Your Own Certification Authority in a Letsencrypt Style

Have you ever thought of automating the certificate issuing in your organization’s internal certification authority? How about using the same procedure as in Let’s Encrypt and the ACME protocol, while enjoying all the benefits ACME has to offer? The possible solution is to use Boulder. I will now try to break down for you the Boulder’s installation process and the pitfalls that I encountered during the setup.


What is Boulder? I think the annotation on github is very concise, so I will quote it here:

“This is an implementation of an ACME-based CA. The ACME protocol allows the CA to automatically verify that an applicant for a certificate actually controls an identifier, and allows domain holders to issue and revoke certificates for their domains.”

Now let’s try and see ACME differently. If we look deeper into the configuration file of some of the ACME clients, for example, we will probably see a variable linking to a remote Let’s Encrypt server. It is very likely to be this server. If you were impatient and clicked on the link, by now you’re probably aware that Boulder is a special API that firstly makes sure that you are an administrator of the machine or domain, and secondly, allows you to issue certificates signed by the authority running within the Boulder server.

Boulder’s internal structure revolves around four types of objects: registration, authorization, challenge, and certificates. The components in the Boulder model are named in the same way as in the ACME protocol.

Boulder is written in the Go language and is pre-configured to be launched with Docker. The launch is not complicated, all you need is enough space, installed Docker, and the git and docker-compose packages. According to the manual, you need to set the variables, clone the repository, set the FAKE_DNS variable, and then run the docker-compose that will build Boulder.

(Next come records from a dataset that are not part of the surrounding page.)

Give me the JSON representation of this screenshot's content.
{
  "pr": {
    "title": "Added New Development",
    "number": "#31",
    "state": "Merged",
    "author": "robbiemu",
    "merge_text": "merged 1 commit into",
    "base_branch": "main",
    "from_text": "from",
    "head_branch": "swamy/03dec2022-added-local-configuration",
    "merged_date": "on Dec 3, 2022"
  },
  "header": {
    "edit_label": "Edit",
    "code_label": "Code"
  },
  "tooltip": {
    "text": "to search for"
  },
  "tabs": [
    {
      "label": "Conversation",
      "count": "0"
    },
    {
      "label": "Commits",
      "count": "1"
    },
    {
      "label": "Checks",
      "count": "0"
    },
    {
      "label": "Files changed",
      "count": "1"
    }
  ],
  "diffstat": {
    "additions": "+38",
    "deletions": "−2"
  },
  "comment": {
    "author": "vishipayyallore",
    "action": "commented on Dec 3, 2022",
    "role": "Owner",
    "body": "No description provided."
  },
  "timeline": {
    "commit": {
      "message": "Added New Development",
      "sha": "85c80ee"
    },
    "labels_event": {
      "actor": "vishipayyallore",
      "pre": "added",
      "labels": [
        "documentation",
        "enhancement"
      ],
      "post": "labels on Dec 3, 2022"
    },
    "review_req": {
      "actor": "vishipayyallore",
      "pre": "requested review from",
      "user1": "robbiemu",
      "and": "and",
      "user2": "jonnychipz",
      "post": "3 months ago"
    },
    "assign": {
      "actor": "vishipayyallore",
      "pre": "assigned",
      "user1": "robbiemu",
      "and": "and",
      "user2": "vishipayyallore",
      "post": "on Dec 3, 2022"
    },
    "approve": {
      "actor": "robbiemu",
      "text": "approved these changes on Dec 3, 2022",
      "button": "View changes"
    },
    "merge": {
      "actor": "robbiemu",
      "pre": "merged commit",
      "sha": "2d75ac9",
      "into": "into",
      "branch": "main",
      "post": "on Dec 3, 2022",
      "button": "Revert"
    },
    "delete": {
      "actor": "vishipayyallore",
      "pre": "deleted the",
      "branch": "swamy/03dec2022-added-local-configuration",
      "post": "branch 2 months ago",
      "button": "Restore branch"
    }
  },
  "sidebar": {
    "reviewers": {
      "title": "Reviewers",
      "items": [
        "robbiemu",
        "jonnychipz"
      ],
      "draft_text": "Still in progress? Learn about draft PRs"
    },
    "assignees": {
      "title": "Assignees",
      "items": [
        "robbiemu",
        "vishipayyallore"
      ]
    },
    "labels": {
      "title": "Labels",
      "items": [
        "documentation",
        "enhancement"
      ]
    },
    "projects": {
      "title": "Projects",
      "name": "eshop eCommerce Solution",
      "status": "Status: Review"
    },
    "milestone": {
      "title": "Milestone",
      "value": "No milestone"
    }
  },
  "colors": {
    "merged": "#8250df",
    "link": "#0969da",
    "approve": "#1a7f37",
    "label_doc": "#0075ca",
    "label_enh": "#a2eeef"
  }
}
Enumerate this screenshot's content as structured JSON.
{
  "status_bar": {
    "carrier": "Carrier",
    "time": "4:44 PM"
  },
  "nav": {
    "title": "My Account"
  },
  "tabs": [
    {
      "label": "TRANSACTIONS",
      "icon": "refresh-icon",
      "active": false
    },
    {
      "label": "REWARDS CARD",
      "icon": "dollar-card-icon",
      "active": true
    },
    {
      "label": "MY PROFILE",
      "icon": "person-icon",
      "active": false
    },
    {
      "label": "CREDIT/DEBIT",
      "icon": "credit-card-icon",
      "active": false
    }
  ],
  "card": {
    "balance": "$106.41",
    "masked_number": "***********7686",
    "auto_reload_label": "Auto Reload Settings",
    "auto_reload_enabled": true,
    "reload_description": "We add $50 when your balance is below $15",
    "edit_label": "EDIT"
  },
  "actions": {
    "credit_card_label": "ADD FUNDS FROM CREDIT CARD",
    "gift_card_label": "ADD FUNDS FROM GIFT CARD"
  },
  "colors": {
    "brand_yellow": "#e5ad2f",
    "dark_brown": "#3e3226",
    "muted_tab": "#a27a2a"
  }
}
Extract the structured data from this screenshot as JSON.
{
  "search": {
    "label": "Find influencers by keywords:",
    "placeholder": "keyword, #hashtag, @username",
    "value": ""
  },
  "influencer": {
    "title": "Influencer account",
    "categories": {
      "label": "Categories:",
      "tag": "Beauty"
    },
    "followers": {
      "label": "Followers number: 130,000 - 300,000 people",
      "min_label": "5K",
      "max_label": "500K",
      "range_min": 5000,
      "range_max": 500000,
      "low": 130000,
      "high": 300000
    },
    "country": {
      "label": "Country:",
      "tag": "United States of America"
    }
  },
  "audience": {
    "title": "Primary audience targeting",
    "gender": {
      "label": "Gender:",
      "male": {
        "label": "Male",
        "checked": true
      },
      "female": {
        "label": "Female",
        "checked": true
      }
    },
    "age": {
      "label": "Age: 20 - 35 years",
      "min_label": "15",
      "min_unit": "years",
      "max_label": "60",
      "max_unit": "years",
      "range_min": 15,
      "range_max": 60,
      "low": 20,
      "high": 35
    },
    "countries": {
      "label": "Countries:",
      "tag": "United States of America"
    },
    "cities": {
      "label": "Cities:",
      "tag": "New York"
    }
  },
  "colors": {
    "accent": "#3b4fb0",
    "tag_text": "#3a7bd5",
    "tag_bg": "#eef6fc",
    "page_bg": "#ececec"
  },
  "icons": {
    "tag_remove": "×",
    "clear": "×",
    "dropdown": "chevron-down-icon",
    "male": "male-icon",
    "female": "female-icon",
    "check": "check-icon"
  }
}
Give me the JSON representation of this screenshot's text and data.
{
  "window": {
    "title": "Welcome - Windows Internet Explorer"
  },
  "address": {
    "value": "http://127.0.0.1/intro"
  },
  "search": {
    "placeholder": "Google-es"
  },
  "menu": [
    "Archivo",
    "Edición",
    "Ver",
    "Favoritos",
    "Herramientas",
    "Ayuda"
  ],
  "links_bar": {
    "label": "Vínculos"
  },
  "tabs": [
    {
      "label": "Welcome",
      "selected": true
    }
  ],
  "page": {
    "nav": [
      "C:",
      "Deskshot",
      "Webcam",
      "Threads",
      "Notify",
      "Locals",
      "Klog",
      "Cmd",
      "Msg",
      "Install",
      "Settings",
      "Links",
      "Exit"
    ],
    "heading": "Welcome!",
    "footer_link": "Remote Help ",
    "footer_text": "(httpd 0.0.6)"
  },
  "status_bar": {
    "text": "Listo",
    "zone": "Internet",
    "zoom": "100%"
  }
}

mkdir ~/gopath
export GOPATH=~/gopath
git clone $GOPATH/src/
cd $GOPATH/src/
docker-compose build
docker-compose up

If everything is set correctly, the docker-compose will report in triumph:

boulder_1 | All servers running. Hit ^C to kill.

On the server with Boulder running, Boulder web interface should be listening on port 4000.

Issue of certificates

Certificates can be issued in a similar way as with Let’s Encrypt. If we are going to authenticate the server using HTTP instead of DNS, a correctly set up proxy for the .well-known challenge will come in handy. To issue the certificate, we will need one of the Acme clients, e.g. acme-tiny or A request for a certificate using can look like this:

./ --issue -d -w /home/letsencrypt/webroot/ --server --force --log --debug 2

In case of success, we will see an output like this one in

[Wed Nov 15 08:50:54 UTC 2017] Single domain=''
[Wed Nov 15 08:50:55 UTC 2017] Getting domain auth token for each domain
[Wed Nov 15 08:50:55 UTC 2017] Getting webroot for domain=''
[Wed Nov 15 08:50:55 UTC 2017] Getting new-authz for domain=''
[Wed Nov 15 08:50:55 UTC 2017] The new-authz request is ok.
[Wed Nov 15 08:50:55 UTC 2017] is already verified, skip http-01.
[Wed Nov 15 08:50:55 UTC 2017] Verify finished, start to sign. line 1819: warning: command substitution: ignored null byte in input
[Wed Nov 15 08:50:55 UTC 2017] Cert success.
[Wed Nov 15 08:50:55 UTC 2017] Your cert is in /home/letsencrypt/
[Wed Nov 15 08:50:55 UTC 2017] Your cert key is in /home/letsencrypt/
[Wed Nov 15 08:50:55 UTC 2017] The intermediate CA cert is in /home/letsencrypt/
[Wed Nov 15 08:50:55 UTC 2017] And the full chain certs is there: /home/letsencrypt/

In the issued certificate we can see that the certificate issuer is a testing authority named:

CN=h2ppy h2cker fake CA

In the sources of Boulder itself, you can find this authority in this path:

openssl x509 --text -in ~/gopath/src/


I think Boulder is an interesting software that will surely find its way across the Linux community, and be appreciated by many people, even though it is a relatively new project.

However, what it is missing, in my opinion, is the necessary documentation, without which the necessary further actions — typically, replacing of the testing internal authority with another one — are left to improvisation or communication with developers. However, as far as communication is concerned, my experience with the developers is utterly positive. For example, the author of the script corrected my bug in the matter of hours and a Boulder developer responded to my comments in the bug-tracker. It is evident that the authors themselves want to know how their software is used, and they are not indifferent to its fate.

In addition to the documentation, a “best practice” would be useful, such as whether Boulder can be internally secured to ensure that the certificates cannot be issued by everyone, or how to handle with intermediate certificates.


Leave a comment

All fields are required. Email won't be shown.